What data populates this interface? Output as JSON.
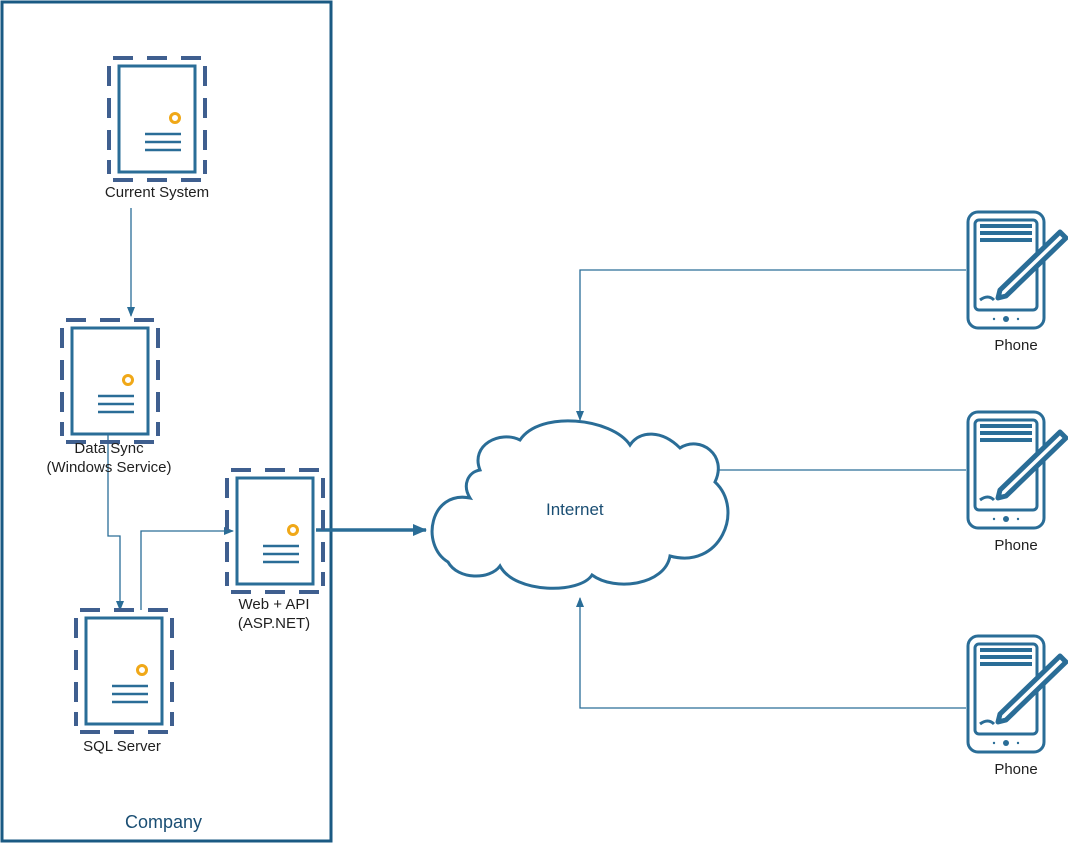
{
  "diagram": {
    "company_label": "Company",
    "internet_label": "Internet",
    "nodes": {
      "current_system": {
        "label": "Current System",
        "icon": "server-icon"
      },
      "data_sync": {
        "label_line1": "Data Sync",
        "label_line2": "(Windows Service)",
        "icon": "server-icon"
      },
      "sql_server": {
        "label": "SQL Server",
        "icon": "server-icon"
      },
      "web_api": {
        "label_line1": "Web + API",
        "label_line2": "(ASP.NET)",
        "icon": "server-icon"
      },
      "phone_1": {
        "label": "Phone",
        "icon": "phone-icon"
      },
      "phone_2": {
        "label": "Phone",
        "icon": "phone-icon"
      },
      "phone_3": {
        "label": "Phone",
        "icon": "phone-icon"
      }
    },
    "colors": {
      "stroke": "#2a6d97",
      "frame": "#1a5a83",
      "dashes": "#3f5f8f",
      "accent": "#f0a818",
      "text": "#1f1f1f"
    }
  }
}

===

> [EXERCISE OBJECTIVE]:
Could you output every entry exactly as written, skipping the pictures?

> [ANSWER TO THIS EXERCISE]:
What data populates this interface? Output as JSON.
{
  "diagram": {
    "company_label": "Company",
    "internet_label": "Internet",
    "nodes": {
      "current_system": {
        "label": "Current System",
        "icon": "server-icon"
      },
      "data_sync": {
        "label_line1": "Data Sync",
        "label_line2": "(Windows Service)",
        "icon": "server-icon"
      },
      "sql_server": {
        "label": "SQL Server",
        "icon": "server-icon"
      },
      "web_api": {
        "label_line1": "Web + API",
        "label_line2": "(ASP.NET)",
        "icon": "server-icon"
      },
      "phone_1": {
        "label": "Phone",
        "icon": "phone-icon"
      },
      "phone_2": {
        "label": "Phone",
        "icon": "phone-icon"
      },
      "phone_3": {
        "label": "Phone",
        "icon": "phone-icon"
      }
    },
    "colors": {
      "stroke": "#2a6d97",
      "frame": "#1a5a83",
      "dashes": "#3f5f8f",
      "accent": "#f0a818",
      "text": "#1f1f1f"
    }
  }
}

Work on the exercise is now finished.